References in classic literature ?
When each member of the community has sufficient for his wants, and is not interfered with by his neighbour, it will not be an object of any interest to him to interfere with anyone else.
Crime, which, under certain conditions, may seem to have created Individualism, must take cognisance of other people and interfere with them.
Such a wife might awaken you some fine morning with a new scheme for the application of her income which would interfere with political economy and the keeping of saddle-horses: a man would naturally think twice before he risked himself in such fellowship.
When Master Bloomfield's amusements consist in injuring sentient creatures,' I answered, 'I think it my duty to interfere.
No; because he would be too noisy, and might interfere with the comfort of others.
She was pointed out to me by the head-gardener when she first arrived, for the purpose of warning me that I was not to interfere if I found her picking the flowers.
It interfered with my work, and I permitted nothing to interfere with my work.
They had met without any third person to interfere between them.
She would, moreover, sometimes interfere with matters which did not concern her, as the violent drinking of her husband, which in the gentlest terms she would take some of the few opportunities he gave her of remonstrating against.
Margaret, if I may interfere, don't be taken by surprise.
Fentolin interrupted, "to interfere to some extent in the affairs of the outside world.
These two passions did not interfere with one another.
You are younger; yet l do not suppose, possessed as you are of a competent fortune, that an early marriage would at all interfere with any future plans of honour and utility that you may have formed.
If the vision of his sister Elizabeth, at home at the farm speculating sadly on the whereabouts of her wandering boy, ever came before his mental eye he certainly did not allow it to interfere with his appreciation of the festivities.

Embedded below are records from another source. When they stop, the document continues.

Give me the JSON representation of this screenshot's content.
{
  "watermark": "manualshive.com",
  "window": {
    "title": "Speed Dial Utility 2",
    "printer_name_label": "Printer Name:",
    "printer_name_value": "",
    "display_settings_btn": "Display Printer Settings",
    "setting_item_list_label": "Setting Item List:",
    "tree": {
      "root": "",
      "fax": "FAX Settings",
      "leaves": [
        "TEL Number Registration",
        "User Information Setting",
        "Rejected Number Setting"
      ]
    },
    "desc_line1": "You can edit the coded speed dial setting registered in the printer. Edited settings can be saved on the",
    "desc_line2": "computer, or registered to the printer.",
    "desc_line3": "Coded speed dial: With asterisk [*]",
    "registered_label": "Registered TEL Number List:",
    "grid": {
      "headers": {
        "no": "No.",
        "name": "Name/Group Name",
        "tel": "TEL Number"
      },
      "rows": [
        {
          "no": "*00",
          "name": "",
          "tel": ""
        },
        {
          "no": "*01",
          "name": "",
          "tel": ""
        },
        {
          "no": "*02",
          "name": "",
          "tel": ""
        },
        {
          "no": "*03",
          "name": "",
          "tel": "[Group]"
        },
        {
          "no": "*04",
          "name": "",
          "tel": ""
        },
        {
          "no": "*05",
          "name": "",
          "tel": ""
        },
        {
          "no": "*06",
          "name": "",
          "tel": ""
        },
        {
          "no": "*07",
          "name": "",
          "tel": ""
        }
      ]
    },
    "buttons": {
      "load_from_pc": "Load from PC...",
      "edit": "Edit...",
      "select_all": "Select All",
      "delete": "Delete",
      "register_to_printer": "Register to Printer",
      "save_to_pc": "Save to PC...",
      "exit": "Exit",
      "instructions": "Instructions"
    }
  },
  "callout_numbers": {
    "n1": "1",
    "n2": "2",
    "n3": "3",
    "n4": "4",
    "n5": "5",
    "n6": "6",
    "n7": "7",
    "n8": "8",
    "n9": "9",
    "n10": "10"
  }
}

Nothing was to be done but to interfere at the first opportunity, later in the day.